Digging deeper into the filings, we see that the Cover 1 shortfalls listed in Q2-2021 were caused by Russell Index Reconstitution and June Options expirations (Hello, OCC). What Cohencidental timing, as $GME was moved from the Russell 2000 to the Russell 1000 on June 25th, 2021.
Options expirations continue to be blamed for their Cover One shortfall of their largest member’s bets along with this little nugget:
Showing the NSCC/OCC relationship and how options expiry dates are particularly troublesome for them. Almost like their largest member is trying to control a certain idiosyncratic stock through options (among other tactics not listed in this post).
The NSCC has submitted other rule proposals which I believe have been used to cover the shortfall of their Cover One Standard, and I touched on those in my prior posts so I’m not going to go into them right now. Namely, NSCC-2021-016 (approved 8/26/22) and NSCC-2022-006 (approved 11/17/2022).
Finally, a very important note is what happens if a member fails a margin or SLD call and defaults on their payment obligations:
NSCC members will be required to plug the hole created by the defaulting member after the NSCC has burned up the available resources from the defaulting member and their own “Corporate Contribution”, regardless of what position the other members have in relation to GME.
From the OCC Default Rules:
$GME is an idiosyncratic (specific) risk to the NSCC & OCC Clearing Funds and the NSCC/OCC members should a default with payment obligations over the available resources of the NSCC & OCC occur.

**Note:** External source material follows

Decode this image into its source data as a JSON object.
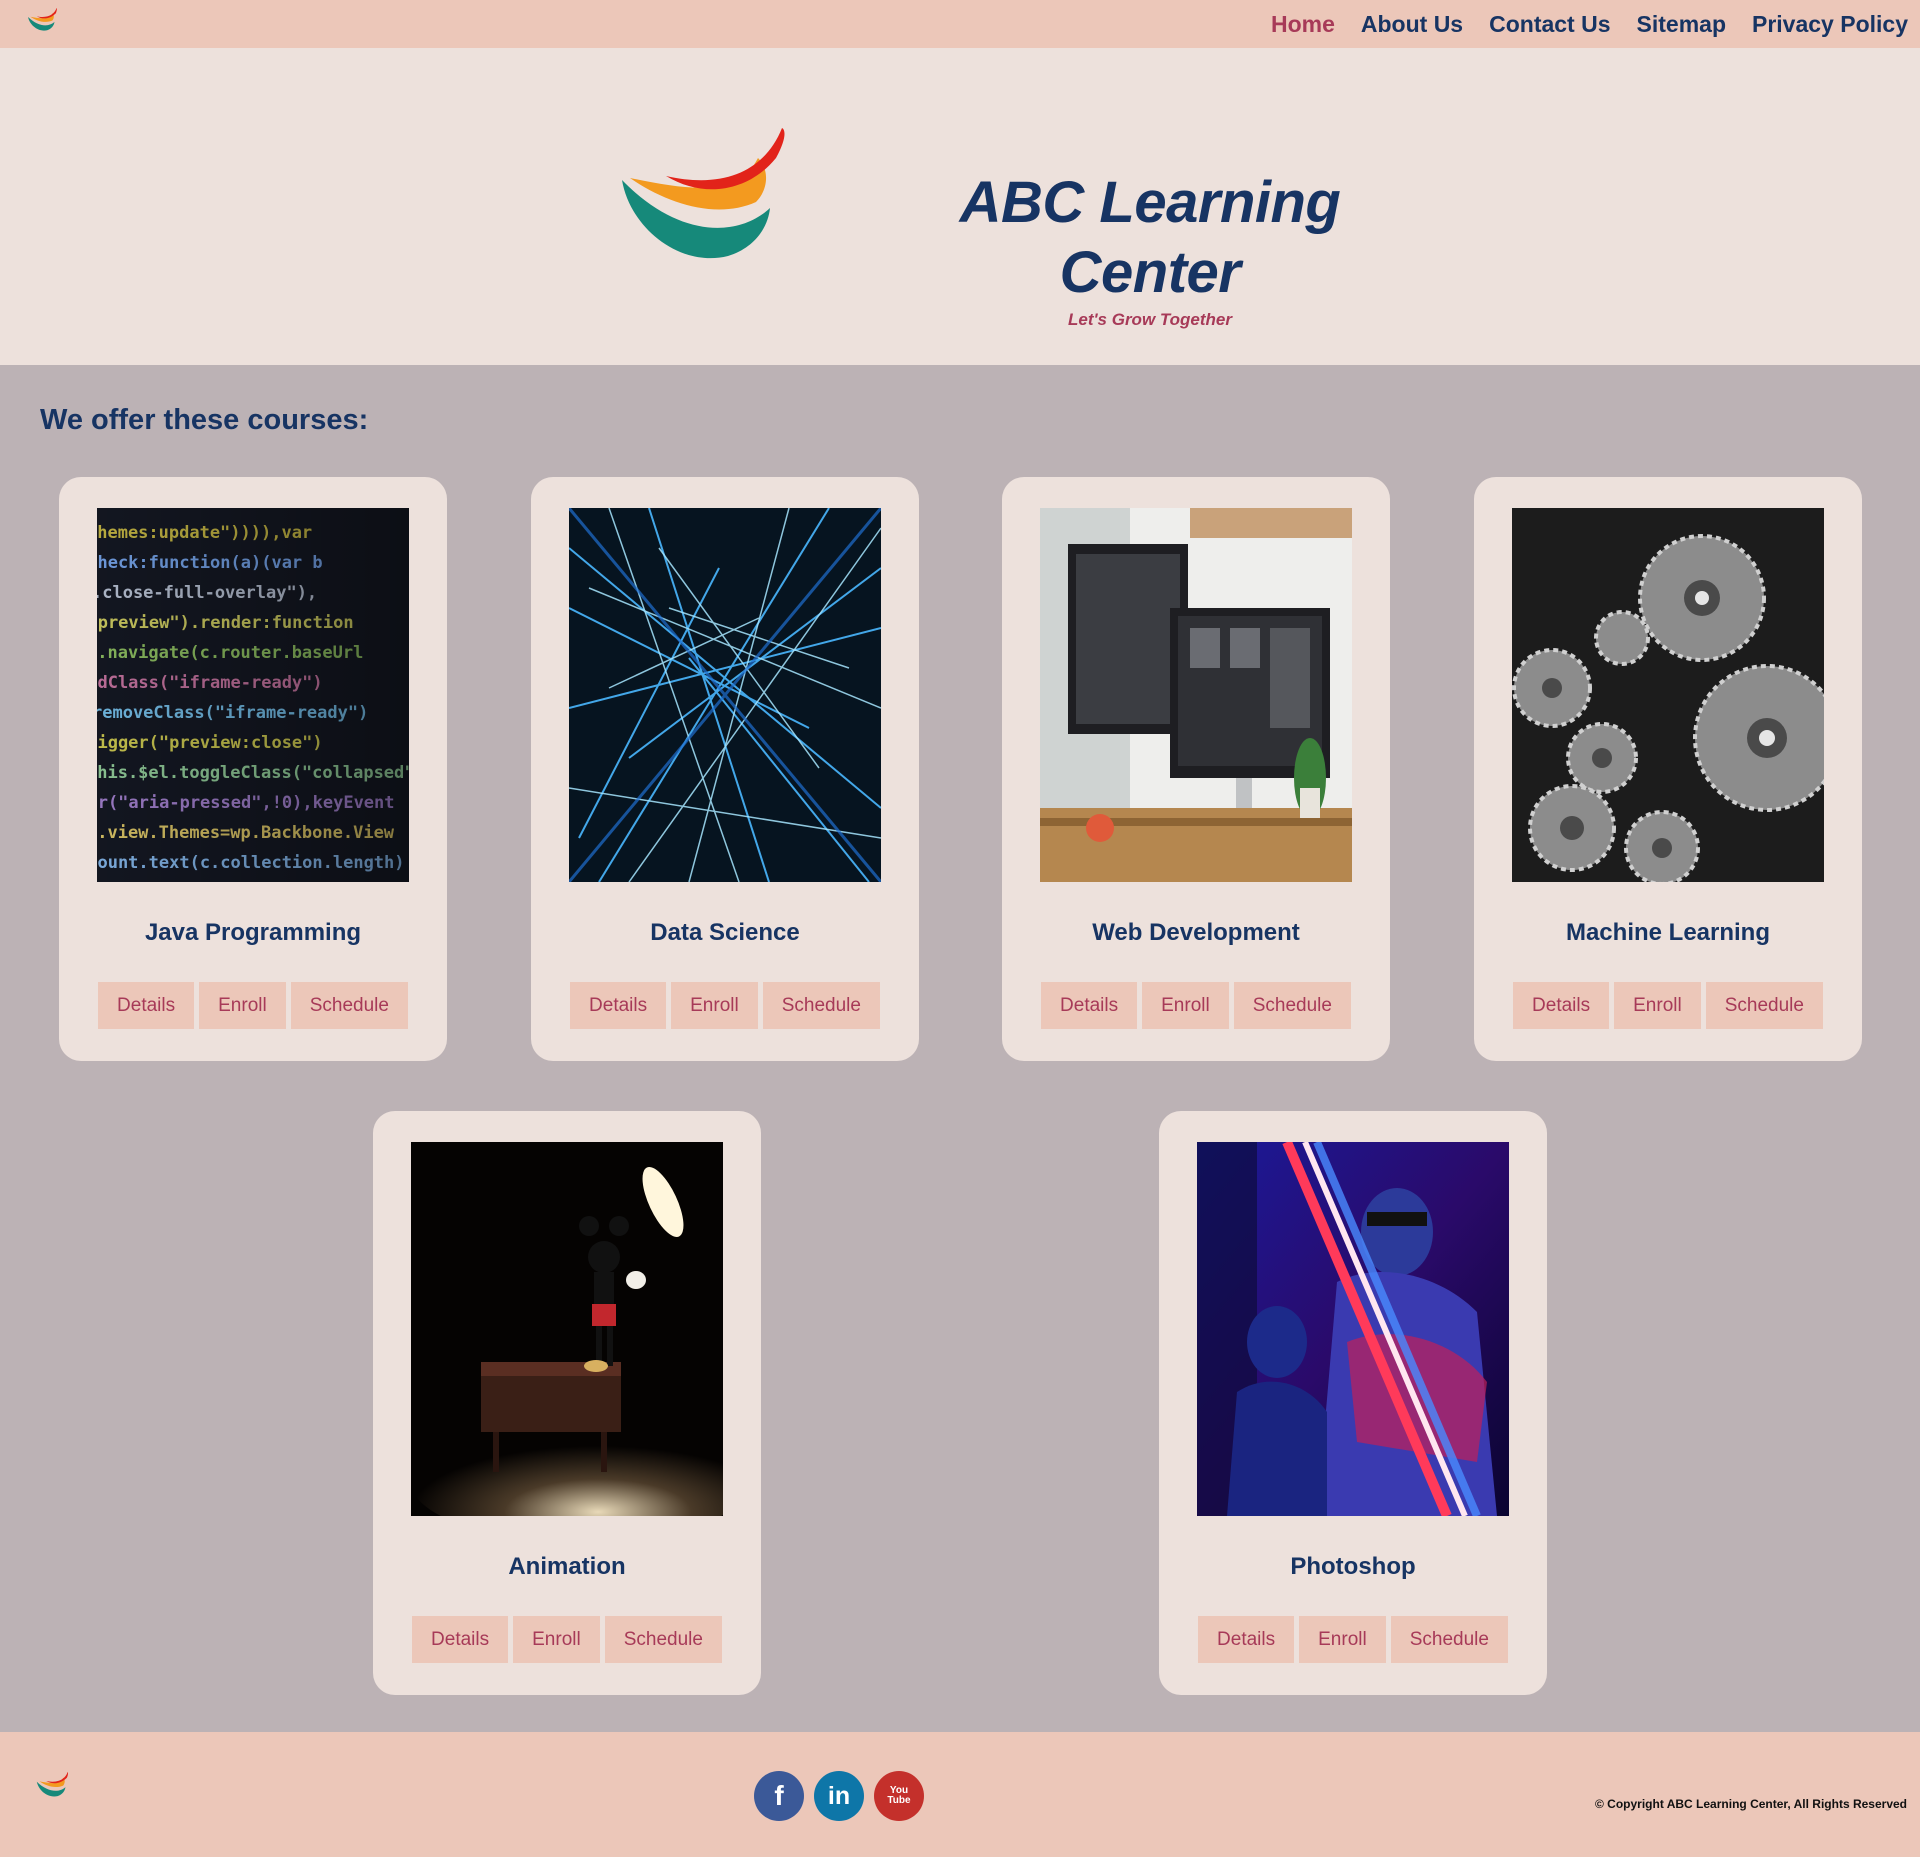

I wonder what happens when $GME is trading for millions of $ per share on the lit exchanges?
Tanks fo reedin?